**What the exercise asks**
From the records that follow, give the number of lines that include the word "pegs", with no further words.

^^^^

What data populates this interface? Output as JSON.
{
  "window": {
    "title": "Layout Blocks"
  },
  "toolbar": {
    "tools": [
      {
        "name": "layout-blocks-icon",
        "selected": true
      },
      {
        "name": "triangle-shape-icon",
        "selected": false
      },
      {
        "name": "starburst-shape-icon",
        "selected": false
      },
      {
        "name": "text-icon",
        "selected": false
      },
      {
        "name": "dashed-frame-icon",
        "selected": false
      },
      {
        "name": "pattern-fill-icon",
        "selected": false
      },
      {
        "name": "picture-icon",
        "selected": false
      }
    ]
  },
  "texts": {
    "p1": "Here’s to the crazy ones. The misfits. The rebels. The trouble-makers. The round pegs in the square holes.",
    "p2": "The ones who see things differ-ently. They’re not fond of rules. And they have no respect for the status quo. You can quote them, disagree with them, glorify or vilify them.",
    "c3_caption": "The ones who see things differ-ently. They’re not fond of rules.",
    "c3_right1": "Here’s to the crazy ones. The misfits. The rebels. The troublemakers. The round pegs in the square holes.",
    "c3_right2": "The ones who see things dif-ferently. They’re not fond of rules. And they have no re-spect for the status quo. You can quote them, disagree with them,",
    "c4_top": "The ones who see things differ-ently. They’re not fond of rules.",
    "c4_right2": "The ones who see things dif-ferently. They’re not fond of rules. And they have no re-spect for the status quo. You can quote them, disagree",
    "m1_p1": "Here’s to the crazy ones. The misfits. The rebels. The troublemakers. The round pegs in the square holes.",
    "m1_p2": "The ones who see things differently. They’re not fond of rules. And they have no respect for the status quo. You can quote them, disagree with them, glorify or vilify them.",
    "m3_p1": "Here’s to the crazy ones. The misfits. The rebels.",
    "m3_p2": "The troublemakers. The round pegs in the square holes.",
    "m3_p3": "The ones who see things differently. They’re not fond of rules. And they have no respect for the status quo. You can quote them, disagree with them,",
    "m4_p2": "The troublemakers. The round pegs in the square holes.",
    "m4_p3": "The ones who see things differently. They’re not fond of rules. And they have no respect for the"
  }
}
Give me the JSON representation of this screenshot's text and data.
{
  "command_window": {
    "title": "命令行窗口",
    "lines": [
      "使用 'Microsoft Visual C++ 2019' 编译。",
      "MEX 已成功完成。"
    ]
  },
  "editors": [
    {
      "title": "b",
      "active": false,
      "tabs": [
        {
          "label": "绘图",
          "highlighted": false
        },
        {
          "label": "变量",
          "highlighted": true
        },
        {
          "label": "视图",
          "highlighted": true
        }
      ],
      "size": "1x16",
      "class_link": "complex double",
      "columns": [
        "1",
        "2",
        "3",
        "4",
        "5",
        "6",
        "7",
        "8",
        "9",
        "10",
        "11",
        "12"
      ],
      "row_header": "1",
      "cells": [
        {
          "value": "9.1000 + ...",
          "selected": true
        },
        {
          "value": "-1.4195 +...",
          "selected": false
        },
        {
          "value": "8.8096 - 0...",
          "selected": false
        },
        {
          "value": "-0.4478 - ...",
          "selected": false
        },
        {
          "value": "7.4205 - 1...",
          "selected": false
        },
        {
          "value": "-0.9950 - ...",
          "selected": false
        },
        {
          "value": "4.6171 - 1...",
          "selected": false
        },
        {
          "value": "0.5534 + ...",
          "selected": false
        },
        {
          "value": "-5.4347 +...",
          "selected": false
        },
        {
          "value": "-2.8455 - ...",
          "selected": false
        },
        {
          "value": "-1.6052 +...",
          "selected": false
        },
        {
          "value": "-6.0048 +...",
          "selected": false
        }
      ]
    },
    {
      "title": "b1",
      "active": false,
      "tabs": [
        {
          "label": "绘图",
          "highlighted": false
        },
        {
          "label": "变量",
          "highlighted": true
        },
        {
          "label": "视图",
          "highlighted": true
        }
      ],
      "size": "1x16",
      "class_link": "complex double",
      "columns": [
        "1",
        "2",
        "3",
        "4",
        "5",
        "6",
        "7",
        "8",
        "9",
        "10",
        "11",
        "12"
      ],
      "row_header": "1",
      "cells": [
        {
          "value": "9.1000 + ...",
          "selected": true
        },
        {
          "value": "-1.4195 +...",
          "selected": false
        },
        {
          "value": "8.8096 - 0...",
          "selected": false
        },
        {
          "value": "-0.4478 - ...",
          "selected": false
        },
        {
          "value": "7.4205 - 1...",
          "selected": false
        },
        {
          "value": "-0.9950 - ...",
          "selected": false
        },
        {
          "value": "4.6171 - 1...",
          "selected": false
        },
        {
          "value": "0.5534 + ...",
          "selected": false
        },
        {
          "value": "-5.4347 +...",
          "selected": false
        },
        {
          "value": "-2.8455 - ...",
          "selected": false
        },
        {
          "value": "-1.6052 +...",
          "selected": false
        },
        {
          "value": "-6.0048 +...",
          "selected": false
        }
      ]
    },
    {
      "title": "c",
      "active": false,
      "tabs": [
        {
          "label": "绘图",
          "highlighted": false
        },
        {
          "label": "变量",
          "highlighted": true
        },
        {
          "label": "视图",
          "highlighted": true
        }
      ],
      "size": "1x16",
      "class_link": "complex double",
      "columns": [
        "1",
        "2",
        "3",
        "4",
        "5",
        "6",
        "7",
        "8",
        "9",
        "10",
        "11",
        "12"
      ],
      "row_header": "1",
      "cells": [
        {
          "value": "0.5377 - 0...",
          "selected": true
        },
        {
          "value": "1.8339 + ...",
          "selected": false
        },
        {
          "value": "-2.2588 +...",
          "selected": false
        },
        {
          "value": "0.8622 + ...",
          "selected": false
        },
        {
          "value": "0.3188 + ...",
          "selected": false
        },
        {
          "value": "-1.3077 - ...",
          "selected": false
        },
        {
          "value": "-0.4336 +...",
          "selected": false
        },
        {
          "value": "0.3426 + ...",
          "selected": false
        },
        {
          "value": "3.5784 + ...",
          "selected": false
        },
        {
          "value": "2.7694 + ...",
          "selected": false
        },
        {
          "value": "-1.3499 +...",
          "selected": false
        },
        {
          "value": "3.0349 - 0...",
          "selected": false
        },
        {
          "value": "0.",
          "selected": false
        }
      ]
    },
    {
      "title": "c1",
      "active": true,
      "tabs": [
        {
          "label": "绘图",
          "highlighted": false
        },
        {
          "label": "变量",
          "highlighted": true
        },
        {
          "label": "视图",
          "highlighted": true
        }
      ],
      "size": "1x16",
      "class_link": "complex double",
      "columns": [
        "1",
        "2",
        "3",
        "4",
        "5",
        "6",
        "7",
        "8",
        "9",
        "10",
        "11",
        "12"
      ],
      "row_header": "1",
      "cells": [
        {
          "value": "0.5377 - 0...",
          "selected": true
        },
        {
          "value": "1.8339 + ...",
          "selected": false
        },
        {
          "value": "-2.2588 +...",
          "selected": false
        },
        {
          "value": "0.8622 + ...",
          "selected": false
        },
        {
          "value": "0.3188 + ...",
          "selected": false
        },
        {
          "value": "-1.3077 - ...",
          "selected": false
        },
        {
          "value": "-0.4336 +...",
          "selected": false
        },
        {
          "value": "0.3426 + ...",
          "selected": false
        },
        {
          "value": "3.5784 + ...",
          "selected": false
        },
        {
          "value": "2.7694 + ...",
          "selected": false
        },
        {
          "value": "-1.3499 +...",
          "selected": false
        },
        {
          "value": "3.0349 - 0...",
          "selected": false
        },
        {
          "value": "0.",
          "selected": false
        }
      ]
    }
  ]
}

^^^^

**Answer area**
5